About this blog

Accessible legal tips, know-how and news for anyone with a complaint or legal issue from Stephen Gold, author of The Return of Breaking Law, the book

Tuesday 30 November 2021


If you are - or might be - involved in a dispute over finances following or in contemplation of divorce, nullity, civil partnership dissolution or separation, then you should watch my video. There's no catch and it's free. Honest. Do yourself a favour!

Incidentally, the new divorce laws are due into operation on 06 April 2022 in England and Wales and I will be keeping you up to date on the important procedural rules that will accompany them, here on this blog. And still no catch.

Wednesday 24 November 2021


For the quickest update on legal developments, take a look at my latest video It won't cost you a penny unless you want to spend one afterwards. Avoiding the Land Registry fees hike. Child dispute witness statements. Moratorium on business rent arrears (clocked up due to Covid) claims.  Halting enforcement of judgments. Christmas present buying tip. They are all there. 

Monday 15 November 2021

FAMILY CASE STATEMENTS & ORDERS: The President threatens!

If you are due to make or prepare a witness statement or draft an order in a family case - it could be about financial remedies after divorce or a child welfare dispute - ignore the memos just produced by the High Court's Family Division's President at your peril. He's obviously fed up and he's in threatening mode. 

The memo on witness statements guides on what should go into and stay out of them. Too many statements, he says, are prepared in breach of proper professional standards. Ouch. He is mirroring a lot of the practice which must now be followed in the Business and Property Courts and he says, in effect, that if you do not play ball then these requirements will be imposed on you by (not the stocks, not a suspended prison, not firearm to the temple (or Temple) but).....a Practice Direction. In the meantime, materially depart from the guidelines, and the evidence contained in the offending statement could be excluded by the judge.  

What must statements do? For example: use the maker's own words; be confined to facts of which the maker has personal knowledge; where the witness sets out matters of which they have information and belief, indicate the source of them. And - stand by for the real stinker - there must be appended to each statement a list of any documents the witness has been referred to or shown for the purpose of the statement and these documents should be identified or described so that they can be easily identified at the hearing. There are special rules to be obeyed by a lawyer or anyone else assisting in the preparation of the statement. No attempt to alter or influence, thank you very much.

What must statements NOT do? Quote at length from any document; seek to argue the case; take the court through any of the documents; set out a narrative derived from the documents; express an opinion; use rhetoric; or, ideally, exceed 15 pages although 25 pages should be regarded as the maximum.

Litigants in person should follow the guidance as well. But, for a non-complex child dispute (not a care case), the memo has a template statement which is useful and covers the documents stuff.

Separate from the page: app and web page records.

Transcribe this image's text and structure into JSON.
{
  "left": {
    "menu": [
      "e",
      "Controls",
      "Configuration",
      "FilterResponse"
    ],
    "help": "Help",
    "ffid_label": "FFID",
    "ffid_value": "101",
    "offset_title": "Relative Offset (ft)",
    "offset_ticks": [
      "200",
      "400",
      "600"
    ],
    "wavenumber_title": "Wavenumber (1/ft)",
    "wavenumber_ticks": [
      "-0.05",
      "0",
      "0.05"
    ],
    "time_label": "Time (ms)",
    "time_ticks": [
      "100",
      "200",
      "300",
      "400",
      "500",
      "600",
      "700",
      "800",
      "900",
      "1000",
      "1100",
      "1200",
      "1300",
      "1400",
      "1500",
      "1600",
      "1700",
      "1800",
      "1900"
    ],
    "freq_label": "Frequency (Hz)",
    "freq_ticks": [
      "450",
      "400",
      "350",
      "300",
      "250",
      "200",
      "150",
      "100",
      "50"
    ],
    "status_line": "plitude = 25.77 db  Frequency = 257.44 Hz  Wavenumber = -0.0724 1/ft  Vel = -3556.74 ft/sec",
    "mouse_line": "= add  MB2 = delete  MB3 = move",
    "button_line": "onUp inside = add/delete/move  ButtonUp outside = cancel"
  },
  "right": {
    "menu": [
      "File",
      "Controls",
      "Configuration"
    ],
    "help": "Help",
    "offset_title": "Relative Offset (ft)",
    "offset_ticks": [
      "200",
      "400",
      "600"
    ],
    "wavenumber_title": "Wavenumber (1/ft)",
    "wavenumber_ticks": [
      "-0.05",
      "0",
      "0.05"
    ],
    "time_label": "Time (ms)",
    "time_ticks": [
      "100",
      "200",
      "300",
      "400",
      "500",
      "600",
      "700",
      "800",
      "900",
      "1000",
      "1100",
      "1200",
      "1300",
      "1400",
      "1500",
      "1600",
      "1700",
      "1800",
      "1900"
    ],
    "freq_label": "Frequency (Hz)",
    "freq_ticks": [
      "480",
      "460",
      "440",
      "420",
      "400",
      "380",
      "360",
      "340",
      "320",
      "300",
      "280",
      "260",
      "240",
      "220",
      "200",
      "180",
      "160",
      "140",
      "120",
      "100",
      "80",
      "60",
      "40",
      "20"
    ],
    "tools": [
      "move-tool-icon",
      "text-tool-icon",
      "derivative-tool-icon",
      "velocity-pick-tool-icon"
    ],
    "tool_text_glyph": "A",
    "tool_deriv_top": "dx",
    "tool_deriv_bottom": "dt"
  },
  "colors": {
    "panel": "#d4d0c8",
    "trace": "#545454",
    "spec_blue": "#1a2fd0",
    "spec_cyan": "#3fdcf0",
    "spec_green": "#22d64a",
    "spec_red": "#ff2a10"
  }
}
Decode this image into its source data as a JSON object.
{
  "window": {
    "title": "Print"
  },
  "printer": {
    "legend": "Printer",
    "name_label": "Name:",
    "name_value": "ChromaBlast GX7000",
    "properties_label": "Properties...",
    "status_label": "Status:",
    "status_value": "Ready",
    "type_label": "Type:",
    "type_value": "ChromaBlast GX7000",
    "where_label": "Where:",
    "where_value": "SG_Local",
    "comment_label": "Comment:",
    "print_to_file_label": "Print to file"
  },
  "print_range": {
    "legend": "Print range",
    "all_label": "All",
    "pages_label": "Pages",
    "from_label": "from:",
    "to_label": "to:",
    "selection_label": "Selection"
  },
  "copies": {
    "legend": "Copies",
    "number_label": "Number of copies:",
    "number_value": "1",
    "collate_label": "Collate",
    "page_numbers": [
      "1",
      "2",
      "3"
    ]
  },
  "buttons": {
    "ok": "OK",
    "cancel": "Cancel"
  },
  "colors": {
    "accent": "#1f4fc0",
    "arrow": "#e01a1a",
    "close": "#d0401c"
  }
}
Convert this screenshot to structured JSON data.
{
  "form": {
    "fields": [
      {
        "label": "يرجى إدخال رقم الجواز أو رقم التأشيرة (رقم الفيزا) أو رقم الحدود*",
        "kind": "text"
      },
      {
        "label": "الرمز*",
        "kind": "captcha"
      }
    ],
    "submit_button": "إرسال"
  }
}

The President has not stopped there. Another memo, this time on drafting orders which is intended for the lawyers, has flowed from his pen. He is fed up in private law cases with unnecessary verbiage and great delay in the production of agreed drafts. Attributing views to the court which did not from part of the decision must stop. Recording the position of a party before or during the course of hearing must stop. Background material in a financial remedies order will generally be unnecessary. More latitude will be allowed with consent orders. But restraint! When a lawyer has advocated, the order must be agreed, drafted and lodged before leaving court or, with a remote, on the day. If wholly impracticable, within two working days.

Again, no ball playing and there will be a Practice Direction.

Thursday 4 November 2021


If you buy land in England and Wales - and, more often than not there will be a house or a block of flats stuck on it - the purchase will have to be registered at Her Majesty's very own Land Registry. And you guessed it, the registration will attract a fee. It's actually called a scale fee 'cos the amount of the fee generally depends on how much you have paid. The higher the price, the higher the fee.

The fees are being hiked on 31 January 2022.  That's down to the Land Registration Fee Order 2021 (S1 2021/1226). Lodge an application for registration on or after that date and the increased fee you will be required to pay. The moral is, get your application in before that date and there will be a saving. How much? Where the ownership of the land is already registered - and it will be so in the vast majority of cases - the increases range from 13% to 22% which adds on anything between £5 and £195, For example, if you are buying for more than £200,000 and  up to £500,000 you will pay £330 instead of £270. And if you are buying for £1,000.01 or more - in which event you may not give a fig - you will pay £1,105 instead of £910. The increases are lower when your conveyancer applies electronically for registration. 

Registration of a remortgage also attracts a lower fee which is increased but a new mortgage which is submitted for registration at the same time as the purchase will not generate a separate fee. The fee for registration of transfers under court order between parties to divorce or civil partnership proceedings are also increased but at a lower rate.

Where you can make a saving without moving heaven and earth, it makes sense to do so. 

Tuesday 2 November 2021


Here's another dose of me. But this time, perhaps you can bear it. I am looking at how to avoid passing out when you receive a service charge demand or reviving quickly if you do pass out. Have a view and it won't cost you a penny. You don't even have to apply for a health insurance quote. You might actually save some money.